Input material:
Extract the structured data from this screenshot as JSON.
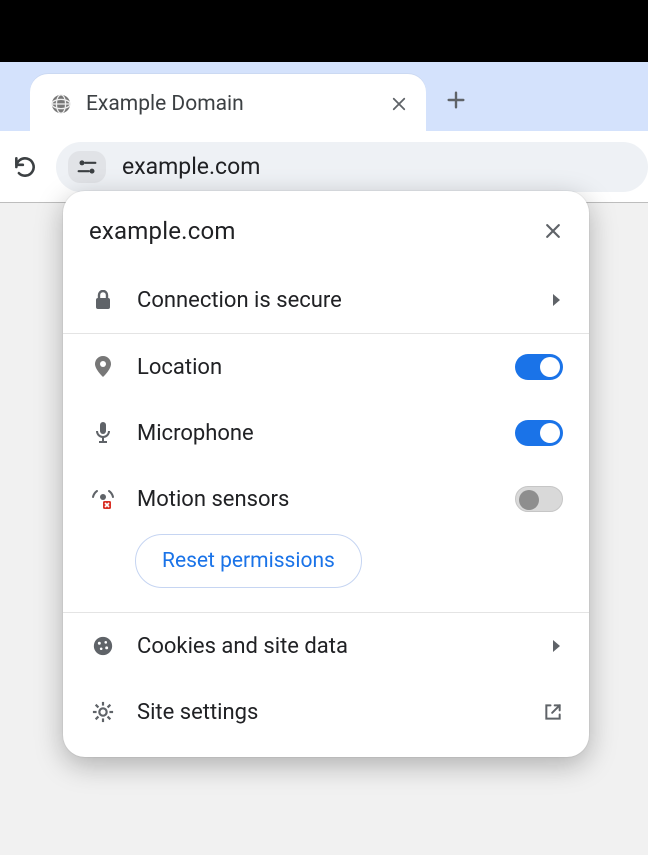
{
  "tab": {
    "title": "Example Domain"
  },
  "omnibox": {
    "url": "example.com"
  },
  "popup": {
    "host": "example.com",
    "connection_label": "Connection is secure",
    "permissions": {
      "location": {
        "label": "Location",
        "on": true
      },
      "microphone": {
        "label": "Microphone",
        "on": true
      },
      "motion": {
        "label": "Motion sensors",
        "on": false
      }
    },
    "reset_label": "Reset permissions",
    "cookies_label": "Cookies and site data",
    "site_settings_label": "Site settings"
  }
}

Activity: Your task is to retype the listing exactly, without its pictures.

Solution to this exercise:
Extract the structured data from this screenshot as JSON.
{
  "tab": {
    "title": "Example Domain"
  },
  "omnibox": {
    "url": "example.com"
  },
  "popup": {
    "host": "example.com",
    "connection_label": "Connection is secure",
    "permissions": {
      "location": {
        "label": "Location",
        "on": true
      },
      "microphone": {
        "label": "Microphone",
        "on": true
      },
      "motion": {
        "label": "Motion sensors",
        "on": false
      }
    },
    "reset_label": "Reset permissions",
    "cookies_label": "Cookies and site data",
    "site_settings_label": "Site settings"
  }
}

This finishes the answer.